Now as to the love of the brethren, you have no need for anyone to write to you, for you yourselves are taught by God to love one another; for indeed you do practice it toward all the brethren who are in all Macedonia. But we urge you, brethren, to excel still more. 1 Thessalonians 4:9-10 (NAS)
Society, although it does not realize it, benefits greatly from the presence of Christians in its midst. Paul refers to brotherly love (phileo) here, and it’s hard to apply such love discriminately. Consequently, our love as Christians spills over to those who may not deserve it. The deeper agape love is also be in view here, since it is surely wrought by God’s spirit (“taught by God”, and it surely would be something to strive for if we were to want to “excel still more.”
My wife tells me of her simple act of allowing someone to go ahead of her in line. The person asked, “Why are you being so nice?” Perhaps in today’s culture what used to be grace, deference, and good manners stands out like a sore thumb. Christians should naturally be like this.

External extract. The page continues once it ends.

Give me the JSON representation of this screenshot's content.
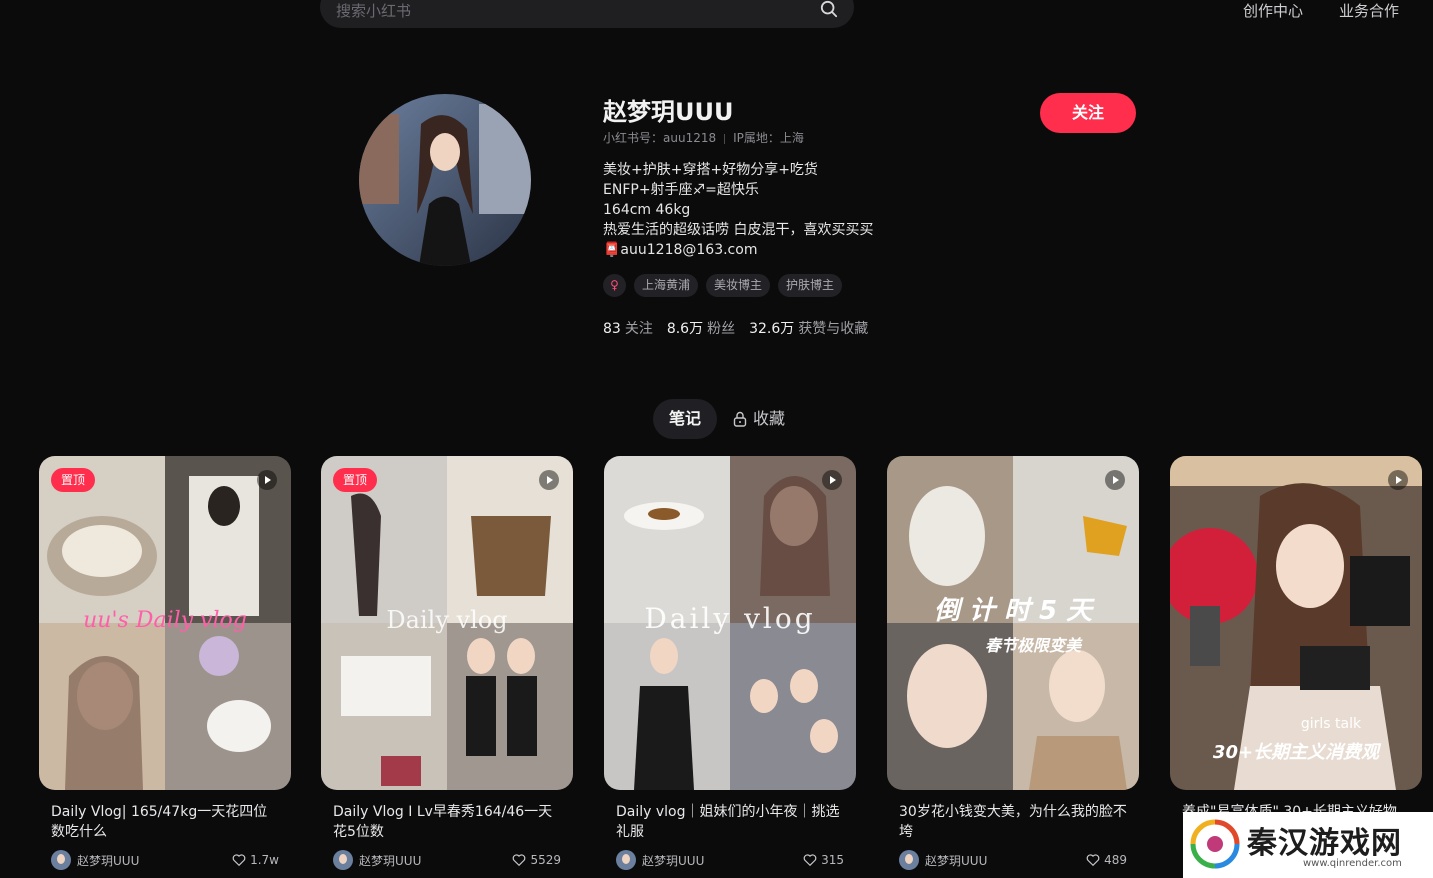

As Paul refers to later in his letter, there will come a day when, in “the twinkling of an eye” (1 Corinthians 15:52), we all will be gone (4:17), and hopefully, in theory, sorely missed.